** Dataset rows for apps and sites **
+===+

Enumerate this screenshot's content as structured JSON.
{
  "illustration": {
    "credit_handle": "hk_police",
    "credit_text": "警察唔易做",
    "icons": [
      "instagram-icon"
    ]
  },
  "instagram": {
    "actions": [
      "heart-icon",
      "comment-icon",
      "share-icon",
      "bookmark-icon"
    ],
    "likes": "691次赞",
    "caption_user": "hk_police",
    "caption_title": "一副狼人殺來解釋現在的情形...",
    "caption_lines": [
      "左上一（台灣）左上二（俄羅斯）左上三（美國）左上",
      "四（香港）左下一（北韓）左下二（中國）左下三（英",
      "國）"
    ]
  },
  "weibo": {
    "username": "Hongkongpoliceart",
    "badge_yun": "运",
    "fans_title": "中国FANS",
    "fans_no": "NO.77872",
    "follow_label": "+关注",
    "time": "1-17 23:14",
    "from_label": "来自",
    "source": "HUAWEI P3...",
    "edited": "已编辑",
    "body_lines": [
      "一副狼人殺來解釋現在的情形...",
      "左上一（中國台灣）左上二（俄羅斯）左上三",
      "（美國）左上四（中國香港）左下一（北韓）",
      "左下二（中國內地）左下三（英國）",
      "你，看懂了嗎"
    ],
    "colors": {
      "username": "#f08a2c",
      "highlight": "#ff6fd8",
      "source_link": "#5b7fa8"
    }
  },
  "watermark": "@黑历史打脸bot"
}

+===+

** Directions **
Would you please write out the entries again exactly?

** Result **
Enumerate this screenshot's content as structured JSON.
{
  "illustration": {
    "credit_handle": "hk_police",
    "credit_text": "警察唔易做",
    "icons": [
      "instagram-icon"
    ]
  },
  "instagram": {
    "actions": [
      "heart-icon",
      "comment-icon",
      "share-icon",
      "bookmark-icon"
    ],
    "likes": "691次赞",
    "caption_user": "hk_police",
    "caption_title": "一副狼人殺來解釋現在的情形...",
    "caption_lines": [
      "左上一（台灣）左上二（俄羅斯）左上三（美國）左上",
      "四（香港）左下一（北韓）左下二（中國）左下三（英",
      "國）"
    ]
  },
  "weibo": {
    "username": "Hongkongpoliceart",
    "badge_yun": "运",
    "fans_title": "中国FANS",
    "fans_no": "NO.77872",
    "follow_label": "+关注",
    "time": "1-17 23:14",
    "from_label": "来自",
    "source": "HUAWEI P3...",
    "edited": "已编辑",
    "body_lines": [
      "一副狼人殺來解釋現在的情形...",
      "左上一（中國台灣）左上二（俄羅斯）左上三",
      "（美國）左上四（中國香港）左下一（北韓）",
      "左下二（中國內地）左下三（英國）",
      "你，看懂了嗎"
    ],
    "colors": {
      "username": "#f08a2c",
      "highlight": "#ff6fd8",
      "source_link": "#5b7fa8"
    }
  },
  "watermark": "@黑历史打脸bot"
}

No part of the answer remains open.